    At Wharton, this means that professors who sign on for a custom program that will include a one-week course session often wind up with a commitment that lasts more than a year. It begins by working with the company to craft the custom program, which can mean spending about three months with a company’s executive team studying company operations and strategy. That helps shape the course content.

    The company then picks groups of promising managers, typically employees who are from 20 to 40 years old, and sends them to Wharton for a week or two of classes. That time is spent not just listening to lectures but also working on specific company issues or problems, with professors trying to help craft solutions.


"As customization becomes more and more necessary and expected, we have embraced the philosophy that the weeklong program is just the beginning of the process.
We will continue to be in front of
the participants and get them to continue to work on these issues
until it is complete."


    When the class is over, the professor typically must follow up, staying in touch with participants to answer questions and sometimes offering coaching. "As customization becomes more and more necessary and expected, we have embraced the philosophy that the weeklong program is just the beginning of the process," says Katie Wiesel, director of custom programs at Wharton. "We will insert the faculty and continue to be in front of the participants and get them to continue to work on these issues until it is complete. That can take a year or 18 months."

    The price depends on what the company wants to accomplish. Each custom program is individually negotiated.

    Wiesel says that designing a typical one-week custom program can cost from $25,000 to $100,000. Tuition tends to run about $30,000 per day for a group of 20 to 50 participants; for a five-day course, the tab can be $150,000. The more people a company sends, the lower the cost per person.

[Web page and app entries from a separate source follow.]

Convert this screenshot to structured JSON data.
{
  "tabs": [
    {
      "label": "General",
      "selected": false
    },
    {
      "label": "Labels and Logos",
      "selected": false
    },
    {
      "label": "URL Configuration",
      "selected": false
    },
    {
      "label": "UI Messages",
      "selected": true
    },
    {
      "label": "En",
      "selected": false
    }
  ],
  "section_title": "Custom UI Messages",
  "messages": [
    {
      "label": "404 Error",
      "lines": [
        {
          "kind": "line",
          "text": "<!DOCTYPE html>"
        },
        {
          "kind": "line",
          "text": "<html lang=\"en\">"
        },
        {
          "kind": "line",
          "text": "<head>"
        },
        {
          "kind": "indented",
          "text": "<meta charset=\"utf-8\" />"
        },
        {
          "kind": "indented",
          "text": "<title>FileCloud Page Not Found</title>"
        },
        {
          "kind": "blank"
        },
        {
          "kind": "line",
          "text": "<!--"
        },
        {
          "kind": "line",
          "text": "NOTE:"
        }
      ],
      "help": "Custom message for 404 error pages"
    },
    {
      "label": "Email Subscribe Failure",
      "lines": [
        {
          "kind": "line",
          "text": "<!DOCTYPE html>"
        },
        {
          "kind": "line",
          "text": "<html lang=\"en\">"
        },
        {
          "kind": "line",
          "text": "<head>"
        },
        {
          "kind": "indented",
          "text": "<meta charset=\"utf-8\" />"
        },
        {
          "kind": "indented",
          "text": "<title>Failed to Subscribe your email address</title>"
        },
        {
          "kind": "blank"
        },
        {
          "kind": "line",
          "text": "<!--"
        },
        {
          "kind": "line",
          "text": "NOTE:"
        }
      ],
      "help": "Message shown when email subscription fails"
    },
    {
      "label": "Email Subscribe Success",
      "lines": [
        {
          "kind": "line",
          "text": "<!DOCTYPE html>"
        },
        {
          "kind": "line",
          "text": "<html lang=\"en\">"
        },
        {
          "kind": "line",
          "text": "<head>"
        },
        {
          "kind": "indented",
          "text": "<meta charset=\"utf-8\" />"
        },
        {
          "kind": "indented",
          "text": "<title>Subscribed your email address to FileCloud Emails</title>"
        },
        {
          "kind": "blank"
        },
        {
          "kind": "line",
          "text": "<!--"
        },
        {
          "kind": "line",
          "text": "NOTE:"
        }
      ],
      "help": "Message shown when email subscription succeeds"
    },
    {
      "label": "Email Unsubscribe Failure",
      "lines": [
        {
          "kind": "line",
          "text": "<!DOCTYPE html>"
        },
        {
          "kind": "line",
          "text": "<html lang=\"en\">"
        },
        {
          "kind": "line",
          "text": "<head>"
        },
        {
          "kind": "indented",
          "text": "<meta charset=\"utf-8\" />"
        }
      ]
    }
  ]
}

    The grand total for a week: $175,000 to $250,000, plus room and board per person of about $1,750.

    By comparison, Wharton’s one-week, open-enrollment executive training courses in topics like leadership and strategy tend to run about $8,000 per person. Sending 20 people through open-enrollment courses would cost about $160,000.

    The trend is toward ever more customized education.

    "Custom is all the rage right now," Wiesel says. "I really do think it is only going to get more so. I think the desire for customization will get even more complex."

Workforce Management, March 2005, p. 60 -- Subscribe Now!